, who had passed the night on a truckle bed, threw back the curtains of the four-poster to awaken him. He rose immediately, put on his dressing-gown, shaved, dressed in the clothes that the valets ceremonially presented to him, had the Star of the Holy Spirit – France’s highest order – fixed to his left breast. When his hair had been satisfactorily curled, powdered and decorated with a silk ribbon round the queue, he went for a walk, returning precisely at eight o’clock for the
during which Ministers and officials of the Household were admitted to discuss business with him. He then went up to his private apartments to read or tinker in his workshop. Mass was said at noon.
Dinner, which was usually over at half-past one, was eaten in public. The King and Queen sat next to each other in armchairs, their backs to the fireplace, a row of stools arranged in a semi-circle in front of their small table. On these stools sat various female members of the royal family and the senior ladies of the enormous Household, and behind them stood other ladies of the Household and as many spectators as could be admitted into the room.

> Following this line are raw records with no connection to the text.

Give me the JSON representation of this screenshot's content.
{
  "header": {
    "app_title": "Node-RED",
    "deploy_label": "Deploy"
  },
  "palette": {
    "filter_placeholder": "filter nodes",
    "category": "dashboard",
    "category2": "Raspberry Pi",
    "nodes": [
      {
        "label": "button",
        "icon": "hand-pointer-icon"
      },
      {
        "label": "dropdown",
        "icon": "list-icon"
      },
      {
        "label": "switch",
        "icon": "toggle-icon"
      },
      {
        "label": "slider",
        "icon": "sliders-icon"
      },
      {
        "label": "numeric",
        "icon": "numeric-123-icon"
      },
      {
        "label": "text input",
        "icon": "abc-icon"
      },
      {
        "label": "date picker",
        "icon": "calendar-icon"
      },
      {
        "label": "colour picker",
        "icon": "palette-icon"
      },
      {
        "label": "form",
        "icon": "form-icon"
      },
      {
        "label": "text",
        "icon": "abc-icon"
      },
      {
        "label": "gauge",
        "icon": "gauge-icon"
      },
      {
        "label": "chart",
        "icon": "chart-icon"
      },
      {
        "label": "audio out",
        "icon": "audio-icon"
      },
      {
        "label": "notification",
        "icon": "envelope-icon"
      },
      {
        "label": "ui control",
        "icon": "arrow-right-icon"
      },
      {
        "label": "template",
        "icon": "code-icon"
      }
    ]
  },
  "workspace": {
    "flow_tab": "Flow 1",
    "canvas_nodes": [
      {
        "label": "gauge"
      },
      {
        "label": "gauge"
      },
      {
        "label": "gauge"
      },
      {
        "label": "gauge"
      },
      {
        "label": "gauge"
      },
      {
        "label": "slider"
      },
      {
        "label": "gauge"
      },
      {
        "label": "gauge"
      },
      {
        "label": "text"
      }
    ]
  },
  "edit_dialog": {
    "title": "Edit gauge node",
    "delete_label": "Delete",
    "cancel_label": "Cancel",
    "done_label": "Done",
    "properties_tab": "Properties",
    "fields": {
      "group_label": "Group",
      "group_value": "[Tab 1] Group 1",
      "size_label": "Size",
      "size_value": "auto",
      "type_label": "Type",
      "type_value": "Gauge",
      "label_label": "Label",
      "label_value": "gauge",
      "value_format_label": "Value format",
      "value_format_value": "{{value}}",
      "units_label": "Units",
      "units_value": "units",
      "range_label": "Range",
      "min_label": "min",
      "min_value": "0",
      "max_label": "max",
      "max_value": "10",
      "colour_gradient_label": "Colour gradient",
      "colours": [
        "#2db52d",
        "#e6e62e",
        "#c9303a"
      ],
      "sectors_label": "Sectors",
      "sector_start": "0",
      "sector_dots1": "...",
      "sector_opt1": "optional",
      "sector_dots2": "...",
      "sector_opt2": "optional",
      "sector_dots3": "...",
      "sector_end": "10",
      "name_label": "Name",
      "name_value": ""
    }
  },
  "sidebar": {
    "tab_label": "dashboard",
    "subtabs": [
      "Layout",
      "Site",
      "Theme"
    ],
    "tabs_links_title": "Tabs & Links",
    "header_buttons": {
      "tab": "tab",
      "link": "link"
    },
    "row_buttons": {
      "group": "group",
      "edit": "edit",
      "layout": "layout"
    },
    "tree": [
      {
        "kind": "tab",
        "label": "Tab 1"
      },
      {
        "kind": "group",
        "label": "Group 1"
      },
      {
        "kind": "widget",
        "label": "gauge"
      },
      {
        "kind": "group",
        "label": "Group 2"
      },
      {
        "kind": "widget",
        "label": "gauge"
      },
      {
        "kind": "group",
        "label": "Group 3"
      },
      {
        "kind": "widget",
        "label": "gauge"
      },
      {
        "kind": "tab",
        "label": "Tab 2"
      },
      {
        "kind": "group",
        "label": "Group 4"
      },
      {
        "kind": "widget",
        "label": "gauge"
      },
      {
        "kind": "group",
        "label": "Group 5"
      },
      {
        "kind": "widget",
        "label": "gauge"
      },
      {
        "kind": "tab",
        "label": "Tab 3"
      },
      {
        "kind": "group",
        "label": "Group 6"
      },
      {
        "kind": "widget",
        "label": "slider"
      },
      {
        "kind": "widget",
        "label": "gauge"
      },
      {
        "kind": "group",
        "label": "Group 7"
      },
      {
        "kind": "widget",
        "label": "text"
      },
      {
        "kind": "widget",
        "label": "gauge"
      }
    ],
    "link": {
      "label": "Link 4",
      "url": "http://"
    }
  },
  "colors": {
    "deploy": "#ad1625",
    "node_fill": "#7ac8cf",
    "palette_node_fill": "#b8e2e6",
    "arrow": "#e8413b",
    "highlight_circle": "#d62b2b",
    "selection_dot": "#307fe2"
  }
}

One day in November 1775 these spectators included Samuel Johnson and his friend, Hester Thrale. ‘They had a damask tablecloth neither coarse nor fine,’ Mrs Thrale noticed. ‘Their dishes were silver…and their dinner consisted of five dishes at a course. The Queen ate heartily of a pye which the King helped her to. They did not speak at all to each other, as I remember, but sometimes talked to the Lord-in-Waiting.’
In the afternoon the King and Queen sometimes went to a play performed for their benefit in the Salle de Spectacle; and in the evening the Court settled down to play card games, billiards, backgammon or cavagnole, the King disapproving of – but refraining from objecting to – the high stakes gambled by his wife and his two brothers.

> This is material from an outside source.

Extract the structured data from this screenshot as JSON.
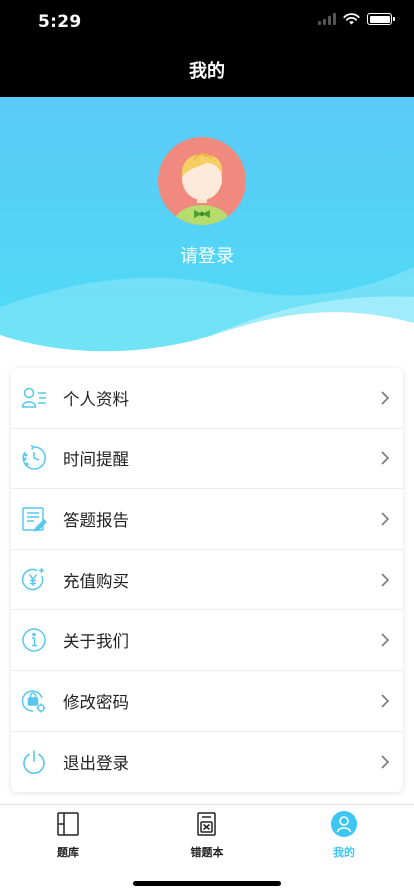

These two extravagant brothers, whose debts the King always paid, were the Comte de Provence, later Louis XVIII, and the Comte d’Artois, later Charles X. Provence, known as Monsieur, was a year younger than the King, an intelligent, sometimes witty, well-read, rather sickly young man with highly expensive tastes and a rigid belief in absolute monarchy. The Comte d’Artois was not so intelligent but much more athletic and dashing, taking a lively interest in women, clothes and race horses. He shared Monsieur’s political views and was to be much given to declaiming his wish to fight for the monarchy, to draw ‘the sword of his fathers’. The King was ill advised by both of them and trusted neither.